Prime Minister Jacinda Ardern is playing down news that the Government's flagship KiwiBuild programme will fall well short of its target of 1000 houses built in the first year.
"Ultimately, the true goal has been to address the housing issues we have in New Zealand and that includes state housing, that includes community housing, that includes addressing homelessness, and it includes affordable housing," Ardern said this morning, speaking to reporters from Switzerland where she is attending the World Economic Forum.
"We set some goals around KiwiBuild and even if we're falling shy of those, we are still building affordable houses, just not as fast as we want and as many as what we want as quickly as we want," she said.
The Government set a target of 1000 KiwiBuild homes built by July this year but Housing Minister Phil Twyford admitted yesterday he now expected only 300 to be built by then.

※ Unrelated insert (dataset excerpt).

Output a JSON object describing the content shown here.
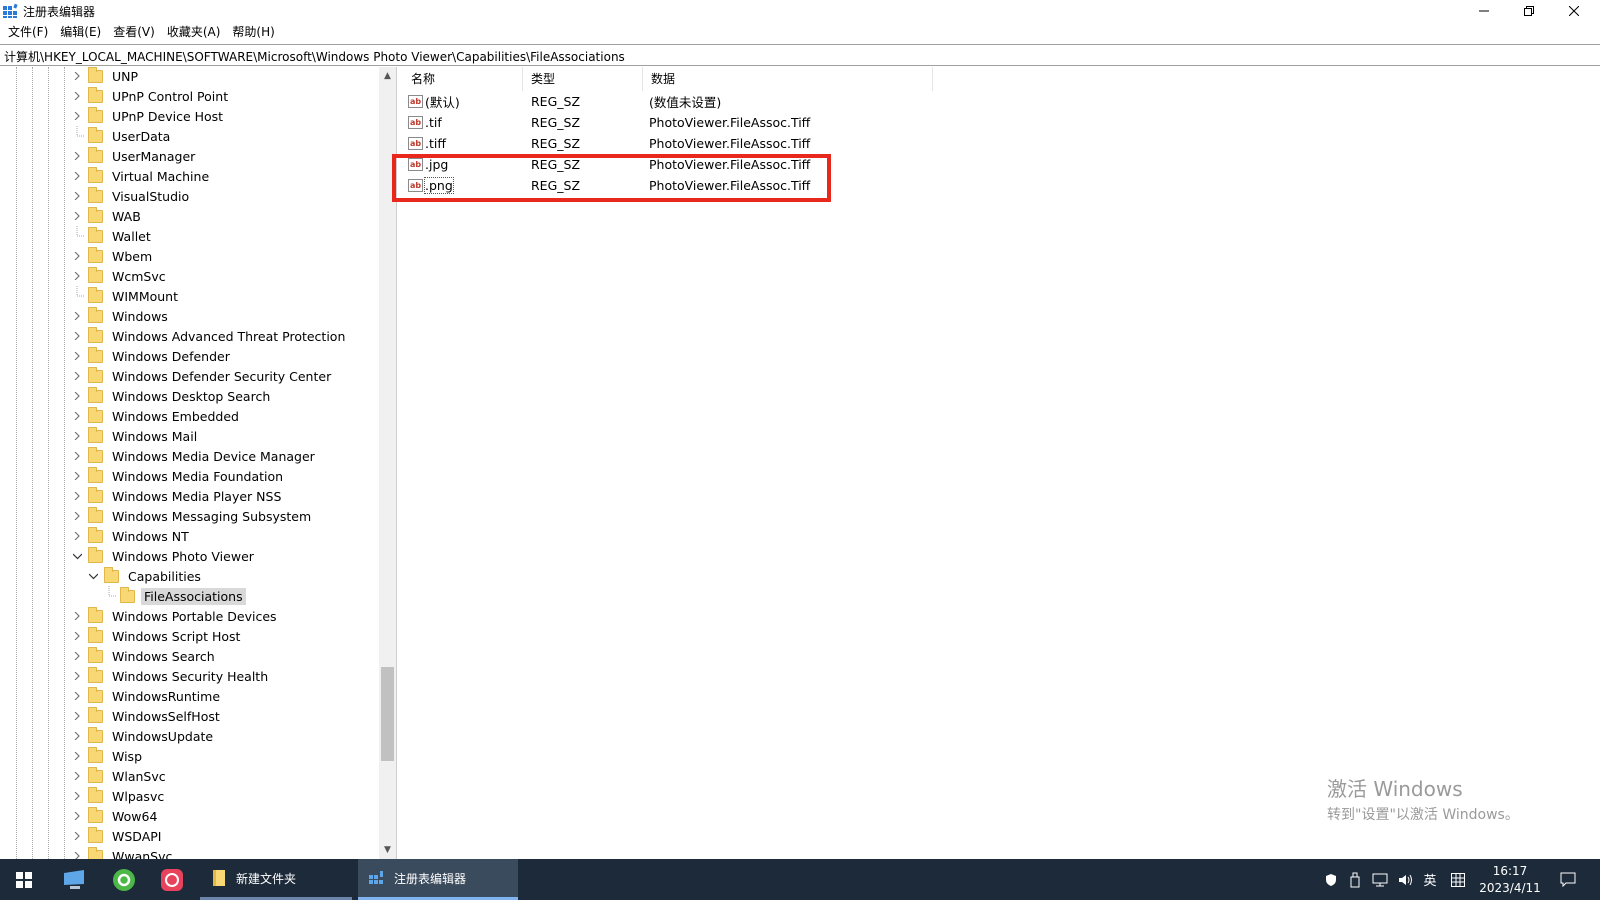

He told the Herald he was "pretty gutted" but was confident the Government would still achieve its 100,000 homes over 10 years promise.

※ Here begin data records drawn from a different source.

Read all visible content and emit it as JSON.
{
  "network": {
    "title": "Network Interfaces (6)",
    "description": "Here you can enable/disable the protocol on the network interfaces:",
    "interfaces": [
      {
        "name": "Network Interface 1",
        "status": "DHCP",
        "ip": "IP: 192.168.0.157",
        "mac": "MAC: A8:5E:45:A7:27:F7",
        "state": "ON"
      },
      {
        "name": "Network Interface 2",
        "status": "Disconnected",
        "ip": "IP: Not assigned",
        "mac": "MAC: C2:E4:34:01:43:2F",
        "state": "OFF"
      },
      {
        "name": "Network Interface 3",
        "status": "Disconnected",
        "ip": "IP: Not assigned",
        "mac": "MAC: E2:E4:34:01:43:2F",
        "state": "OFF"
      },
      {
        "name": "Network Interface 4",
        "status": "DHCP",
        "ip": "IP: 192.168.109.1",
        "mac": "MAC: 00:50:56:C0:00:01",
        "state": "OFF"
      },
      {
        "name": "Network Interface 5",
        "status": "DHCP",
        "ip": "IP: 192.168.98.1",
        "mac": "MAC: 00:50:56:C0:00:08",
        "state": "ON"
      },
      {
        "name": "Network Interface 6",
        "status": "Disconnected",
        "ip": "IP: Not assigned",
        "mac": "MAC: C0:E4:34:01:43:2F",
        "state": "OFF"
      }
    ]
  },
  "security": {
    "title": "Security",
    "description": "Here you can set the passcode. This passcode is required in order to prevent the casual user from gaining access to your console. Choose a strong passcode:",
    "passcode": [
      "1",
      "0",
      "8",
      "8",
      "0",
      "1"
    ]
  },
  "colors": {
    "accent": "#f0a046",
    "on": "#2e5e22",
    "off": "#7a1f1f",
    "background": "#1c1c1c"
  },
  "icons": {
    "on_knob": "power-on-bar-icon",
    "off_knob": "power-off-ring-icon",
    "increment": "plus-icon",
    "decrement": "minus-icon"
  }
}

The reason the KiwiBuild was so far behind schedule was because the buying off the plans scheme had hit a snag, he said.
"It's reliant on convincing developers to shift away from a business model which sees them building smaller numbers of medium and expensive priced houses, towards building greater numbers of affordable homes."
That had proved harder than expected, he said.
But the Government was looking at other ways to ramp up the KiwiBuild numbers, he said. He would not, however, be drawn on what this entailed.
"We will have more to say in the coming weeks about that."
As well as targeting 1000 KiwiBuild homes by July 2019, Twyford had previously committed to building 10,000 in 2020/21 and 12,000 every year after that until 2028.
Asked if those targets were still in place, he said he "hasn't looked at that" and would not be making statements about whether or not those targets would be met.
"Targets are targets – they're something you set out to achieve but not things you can guarantee. We're not stepping away from those targets."
Ardern said today she still had confidence in Twyford.
"I do. This has always been a complex issue and I think this demonstrates just how hard it is, but we are not going to give up.
"We have already delivered KiwiBuild houses and those first home buyers who are already in those homes I know will appreciate what we've been able to achieve so far."
She also confirmed she was willing to keep Twyford in the portfolio for the duration of the programme.
"This is not about placing blame on individuals. This is about acknowledging that a housing crisis is a difficult thing to solve."
National's housing spokeswoman Judith Collins said yesterday that Twyford was letting down thousands of Kiwis.
KiwiBuild's website showed just 33 homes had been completed to date with 77 still being built. There had been just under 270 homes prequalified, with almost 47,000 registered expressions of interests.
"If he can't organise the delivery of 1000 houses a year, why on earth would we believe the minister when he says he's planning on building 10,000 houses a year," Collins said.
Taxpayers' Union executive director Jordan Williams called on Twyford to cancel the policy while it was still relatively cheap.
"By any measure, KiwiBuild is a terrible use of taxpayer funds," he said yesterday.
The Government has allocated $2 billion over 10 years to the scheme, with the intention that the money will be recycled back in as more houses were built.
Twyford's admission came after a report from the NZ Initiative which called KiwiBuild a "massive political and bureaucratic distraction".
It also followed the resignation of KiwiBuild head Stephen Barclay in the midst of an employment dispute.
Collins told Radio New Zealand today that the private sector had built 35,200 houses in the same period.
"I know who I would back on housing and it's not Phil Twyford," she said.
Collins said developers were telling her KiwiBuild was very difficult to deal with.
"They're dealing with a lot of people who clearly have no experience in construction, building or development."
Collins said a lack of numbers of buyers who had gone through pre-qualification was due to the type of homes that were being built and first home-buyers usually looked for "starter homes" that had been previously owned.
"You don't normally go in as a first home-buyer and buy a brand new house which is always more difficult, more expensive. It's always more expensive because of GST. Essentially it's 15 per cent on new houses."
Collins said National was willing to work with the Government on the Resource Management Act and planning rules.
"We're happy to help them because we think it's the right thing to do."